(Data records)
· · · · · · ·

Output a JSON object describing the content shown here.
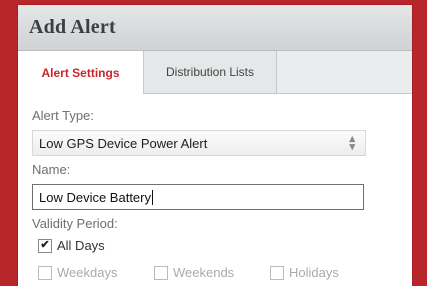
{
  "dialog": {
    "title": "Add Alert"
  },
  "tabs": [
    {
      "label": "Alert Settings",
      "active": true
    },
    {
      "label": "Distribution Lists",
      "active": false
    }
  ],
  "form": {
    "alert_type_label": "Alert Type:",
    "alert_type_value": "Low GPS Device Power Alert",
    "name_label": "Name:",
    "name_value": "Low Device Battery",
    "validity_label": "Validity Period:",
    "all_days_label": "All Days",
    "all_days_checked": true,
    "days": [
      {
        "label": "Weekdays",
        "checked": false
      },
      {
        "label": "Weekends",
        "checked": false
      },
      {
        "label": "Holidays",
        "checked": false
      }
    ]
  },
  "colors": {
    "brand": "#b8262c",
    "active_tab": "#c8262d"
  }
}
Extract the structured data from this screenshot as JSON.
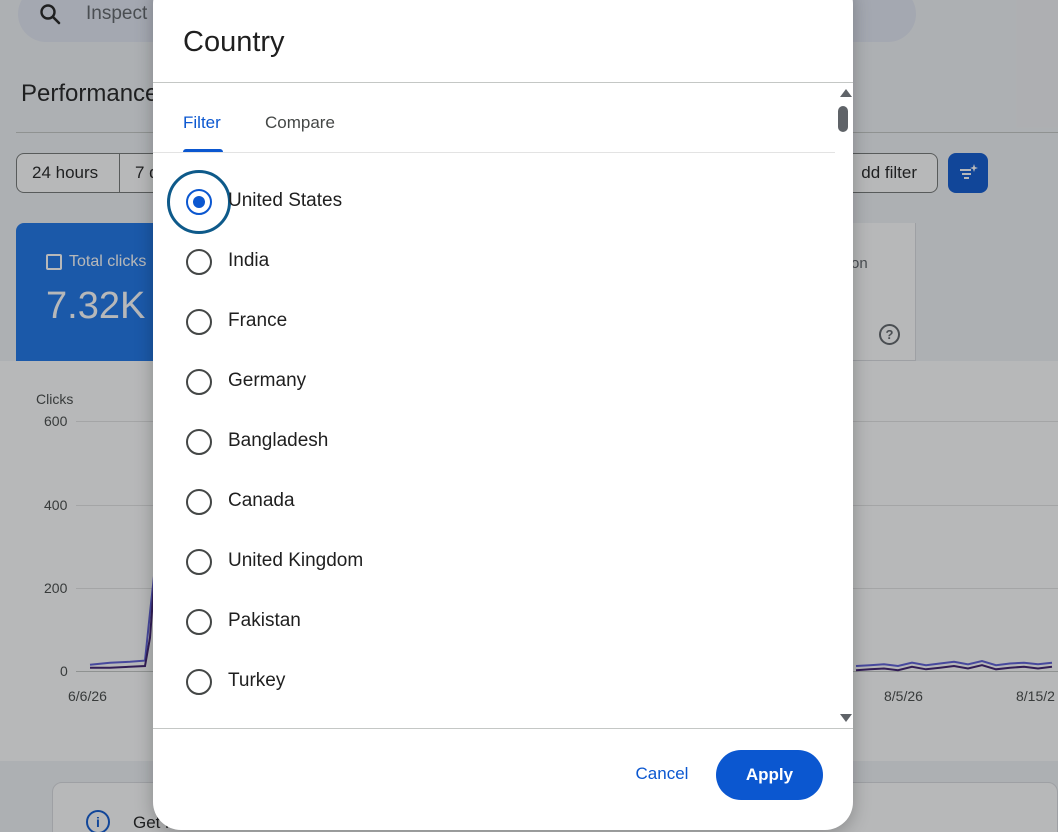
{
  "background": {
    "search_placeholder": "Inspect",
    "page_title": "Performance",
    "date_chips": [
      "24 hours",
      "7 d"
    ],
    "add_filter_label": "dd filter",
    "metric": {
      "label": "Total clicks",
      "value": "7.32K"
    },
    "right_card_fragment": "on",
    "chart_data": {
      "type": "line",
      "title": "",
      "ylabel": "Clicks",
      "ylim": [
        0,
        600
      ],
      "y_ticks": [
        "600",
        "400",
        "200",
        "0"
      ],
      "x_ticks": [
        "6/6/26",
        "8/5/26",
        "8/15/2"
      ],
      "series": [
        {
          "color": "#5b5bd6",
          "values": [
            15,
            20,
            22,
            25,
            140,
            250
          ]
        },
        {
          "color": "#3c1b6e",
          "values": [
            8,
            8,
            10,
            12,
            80,
            240
          ]
        }
      ],
      "visible_right_values": [
        12,
        14,
        16,
        12,
        20,
        14,
        18,
        22,
        16,
        24,
        14,
        18,
        20,
        16,
        20
      ],
      "grid": true
    },
    "info_text": "Get n"
  },
  "dialog": {
    "title": "Country",
    "tabs": [
      {
        "label": "Filter",
        "active": true
      },
      {
        "label": "Compare",
        "active": false
      }
    ],
    "options": [
      {
        "label": "United States",
        "checked": true
      },
      {
        "label": "India",
        "checked": false
      },
      {
        "label": "France",
        "checked": false
      },
      {
        "label": "Germany",
        "checked": false
      },
      {
        "label": "Bangladesh",
        "checked": false
      },
      {
        "label": "Canada",
        "checked": false
      },
      {
        "label": "United Kingdom",
        "checked": false
      },
      {
        "label": "Pakistan",
        "checked": false
      },
      {
        "label": "Turkey",
        "checked": false
      }
    ],
    "cancel_label": "Cancel",
    "apply_label": "Apply"
  },
  "colors": {
    "primary": "#0b57d0",
    "metric_card": "#1a73e8",
    "focus_ring": "#0e5a8a"
  }
}
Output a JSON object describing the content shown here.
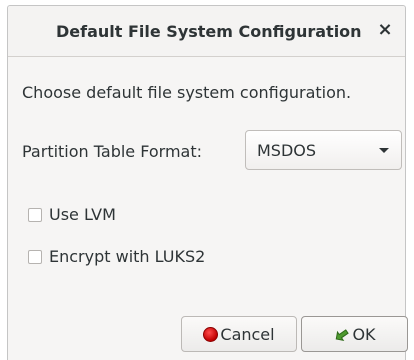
{
  "dialog": {
    "title": "Default File System Configuration",
    "close_glyph": "×",
    "description": "Choose default file system configuration.",
    "partition_table": {
      "label": "Partition Table Format:",
      "selected": "MSDOS"
    },
    "options": {
      "use_lvm": {
        "label": "Use LVM",
        "checked": false
      },
      "encrypt_luks2": {
        "label": "Encrypt with LUKS2",
        "checked": false
      }
    },
    "buttons": {
      "cancel": {
        "label": "Cancel",
        "icon": "stop-icon"
      },
      "ok": {
        "label": "OK",
        "icon": "checkmark-arrow-icon"
      }
    },
    "colors": {
      "cancel_icon": "#d40000",
      "ok_icon": "#3a7a2a"
    }
  }
}
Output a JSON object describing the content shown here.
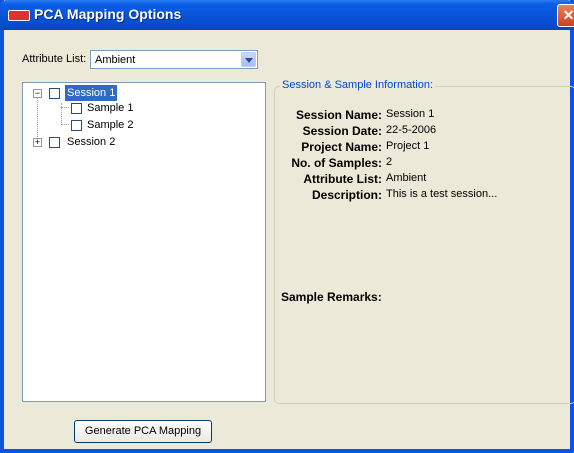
{
  "window": {
    "title": "PCA Mapping Options",
    "close_glyph": "✕"
  },
  "attribute": {
    "label": "Attribute List:",
    "selected": "Ambient"
  },
  "tree": {
    "nodes": [
      {
        "label": "Session 1",
        "expander": "−",
        "selected": true
      },
      {
        "label": "Sample 1"
      },
      {
        "label": "Sample 2"
      },
      {
        "label": "Session 2",
        "expander": "+"
      }
    ]
  },
  "info": {
    "legend": "Session & Sample Information:",
    "rows": [
      {
        "key": "Session Name:",
        "value": "Session 1"
      },
      {
        "key": "Session Date:",
        "value": "22-5-2006"
      },
      {
        "key": "Project Name:",
        "value": "Project 1"
      },
      {
        "key": "No. of Samples:",
        "value": "2"
      },
      {
        "key": "Attribute List:",
        "value": "Ambient"
      },
      {
        "key": "Description:",
        "value": "This is a test session..."
      }
    ],
    "remarks_label": "Sample Remarks:"
  },
  "buttons": {
    "generate_label": "Generate PCA Mapping"
  },
  "colors": {
    "titlebar": "#0852d8",
    "selection": "#316ac5",
    "legend_text": "#0046d5"
  }
}
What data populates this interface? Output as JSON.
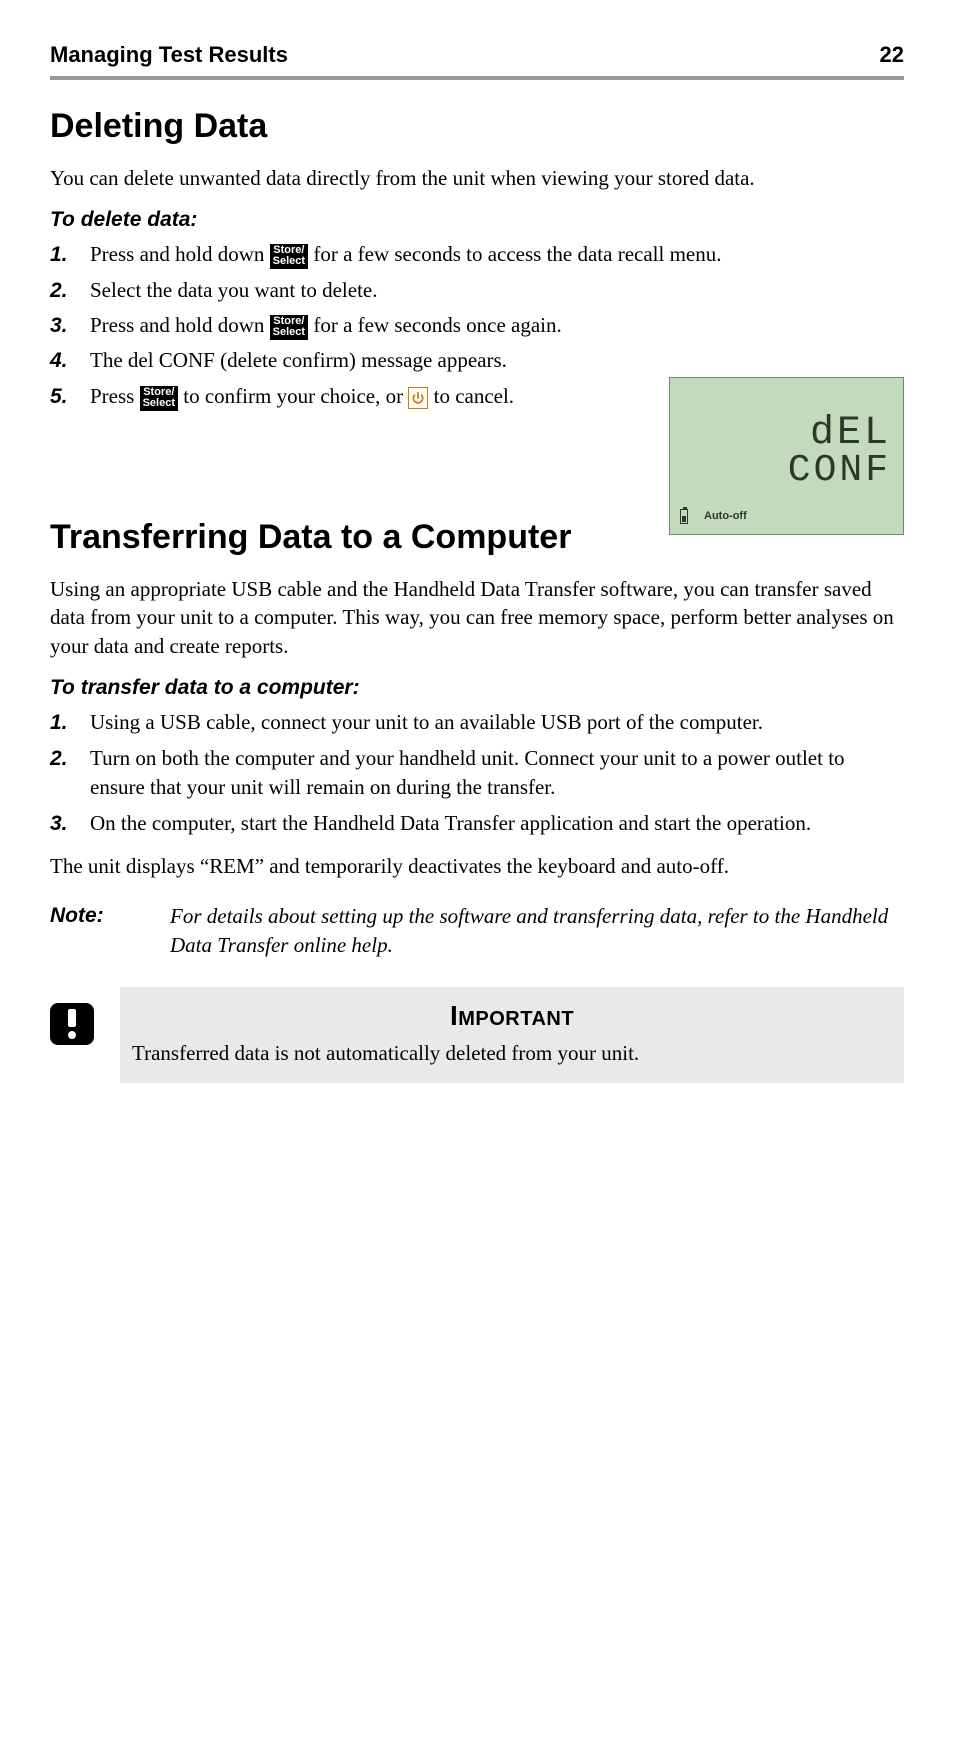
{
  "header": {
    "title": "Managing Test Results",
    "page": "22"
  },
  "section1": {
    "heading": "Deleting Data",
    "intro": "You can delete unwanted data directly from the unit when viewing your stored data.",
    "subhead": "To delete data:",
    "steps": [
      {
        "n": "1.",
        "pre": "Press and hold down ",
        "btn": true,
        "post": " for a few seconds to access the data recall menu."
      },
      {
        "n": "2.",
        "pre": "Select the data you want to delete.",
        "btn": false,
        "post": ""
      },
      {
        "n": "3.",
        "pre": "Press and hold down ",
        "btn": true,
        "post": " for a few seconds once again."
      },
      {
        "n": "4.",
        "pre": "The del CONF (delete confirm) message appears.",
        "btn": false,
        "post": ""
      }
    ],
    "step5": {
      "n": "5.",
      "t1": "Press ",
      "t2": " to confirm your choice, or ",
      "t3": " to cancel."
    }
  },
  "button": {
    "line1": "Store/",
    "line2": "Select"
  },
  "lcd": {
    "line1": "dEL",
    "line2": "CONF",
    "auto_off": "Auto-off"
  },
  "section2": {
    "heading": "Transferring Data to a Computer",
    "intro": "Using an appropriate USB cable and the Handheld Data Transfer software, you can transfer saved data from your unit to a computer. This way, you can free memory space, perform better analyses on your data and create reports.",
    "subhead": "To transfer data to a computer:",
    "steps": [
      {
        "n": "1.",
        "t": "Using a USB cable, connect your unit to an available USB port of the computer."
      },
      {
        "n": "2.",
        "t": "Turn on both the computer and your handheld unit. Connect your unit to a power outlet to ensure that your unit will remain on during the transfer."
      },
      {
        "n": "3.",
        "t": "On the computer, start the Handheld Data Transfer application and start the operation."
      }
    ],
    "closing": "The unit displays “REM” and temporarily deactivates the keyboard and auto-off."
  },
  "note": {
    "label": "Note:",
    "body": "For details about setting up the software and transferring data, refer to the Handheld Data Transfer online help."
  },
  "important": {
    "title": "Important",
    "body": "Transferred data is not automatically deleted from your unit."
  }
}
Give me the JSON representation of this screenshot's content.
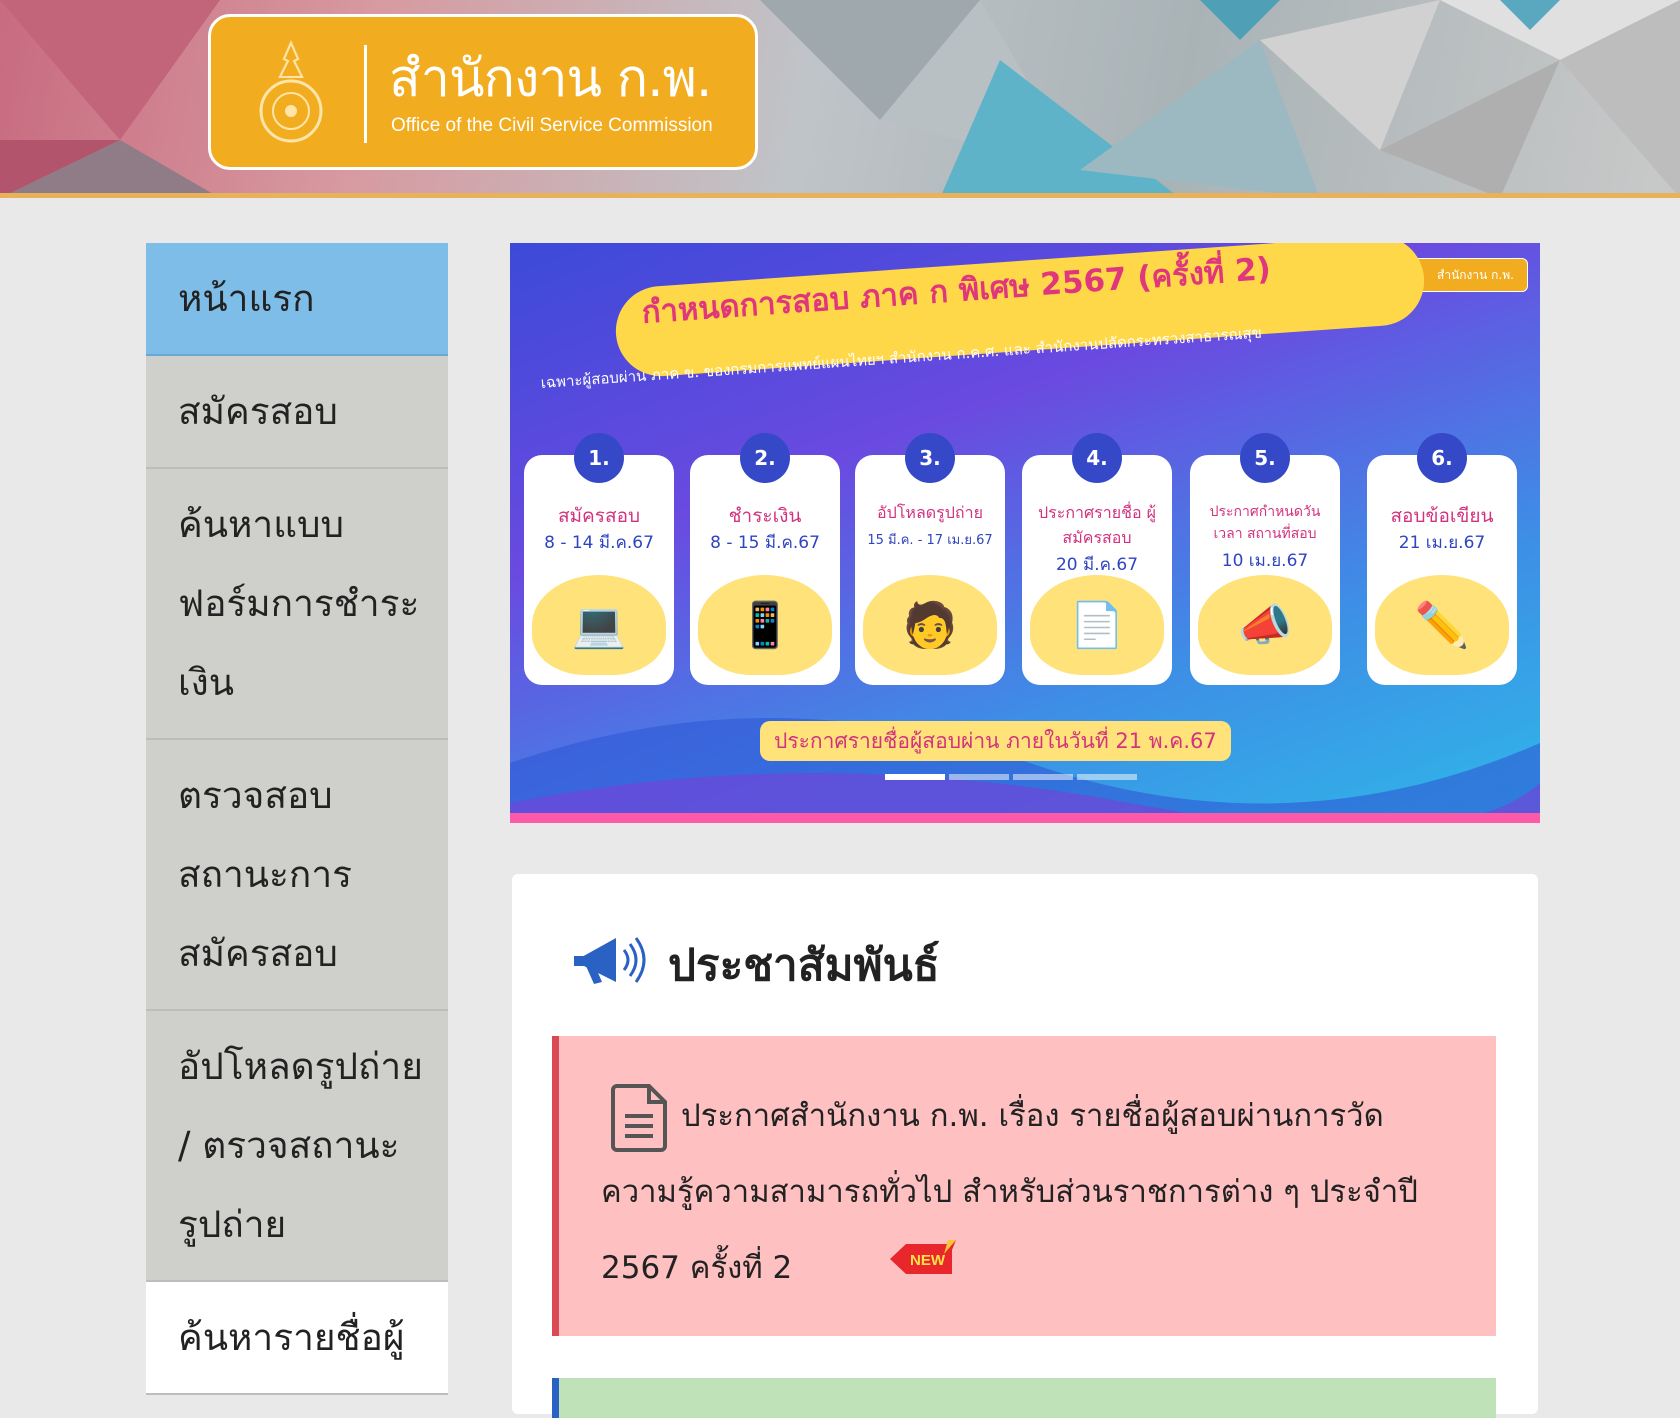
{
  "header": {
    "org_name_th": "สำนักงาน ก.พ.",
    "org_name_en": "Office of the Civil Service Commission"
  },
  "sidebar": {
    "items": [
      {
        "label": "หน้าแรก",
        "active": true
      },
      {
        "label": "สมัครสอบ"
      },
      {
        "label": "ค้นหาแบบฟอร์มการชำระเงิน"
      },
      {
        "label": "ตรวจสอบสถานะการสมัครสอบ"
      },
      {
        "label": "อัปโหลดรูปถ่าย / ตรวจสถานะรูปถ่าย"
      },
      {
        "label": "ค้นหารายชื่อผู้"
      }
    ]
  },
  "banner": {
    "mini_logo": "สำนักงาน ก.พ.",
    "title": "กำหนดการสอบ ภาค ก พิเศษ 2567 (ครั้งที่ 2)",
    "subtitle": "เฉพาะผู้สอบผ่าน ภาค ข. ของกรมการแพทย์แผนไทยฯ สำนักงาน ก.ค.ศ. และ สำนักงานปลัดกระทรวงสาธารณสุข",
    "steps": [
      {
        "num": "1.",
        "title": "สมัครสอบ",
        "date": "8 - 14 มี.ค.67",
        "icon": "laptop-icon",
        "glyph": "💻"
      },
      {
        "num": "2.",
        "title": "ชำระเงิน",
        "date": "8 - 15 มี.ค.67",
        "icon": "pay-phone-icon",
        "glyph": "📱"
      },
      {
        "num": "3.",
        "title": "อัปโหลดรูปถ่าย",
        "date": "15 มี.ค. - 17 เม.ย.67",
        "icon": "photo-upgrade-icon",
        "glyph": "🧑"
      },
      {
        "num": "4.",
        "title": "ประกาศรายชื่อ ผู้สมัครสอบ",
        "date": "20 มี.ค.67",
        "icon": "pdf-icon",
        "glyph": "📄"
      },
      {
        "num": "5.",
        "title": "ประกาศกำหนดวัน เวลา สถานที่สอบ",
        "date": "10 เม.ย.67",
        "icon": "megaphone-icon",
        "glyph": "📣"
      },
      {
        "num": "6.",
        "title": "สอบข้อเขียน",
        "date": "21 เม.ย.67",
        "icon": "pencil-icon",
        "glyph": "✏️"
      }
    ],
    "footer": "ประกาศรายชื่อผู้สอบผ่าน ภายในวันที่ 21 พ.ค.67"
  },
  "news": {
    "title": "ประชาสัมพันธ์",
    "items": [
      {
        "text": "ประกาศสำนักงาน ก.พ. เรื่อง รายชื่อผู้สอบผ่านการวัดความรู้ความสามารถทั่วไป สำหรับส่วนราชการต่าง ๆ ประจำปี 2567 ครั้งที่ 2",
        "badge": "NEW"
      }
    ]
  },
  "colors": {
    "brand": "#f2ac20",
    "nav_active": "#7dbde8",
    "nav_bg": "#cfcfcb",
    "alert_bg": "#ffc0c1",
    "alert_border": "#d94a54"
  }
}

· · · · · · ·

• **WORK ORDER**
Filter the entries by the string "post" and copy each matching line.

• **EXERCISE OUTPUT**
        "post": " for a few seconds to access the data recall menu."
        "post": ""
        "post": " for a few seconds once again."
        "post": ""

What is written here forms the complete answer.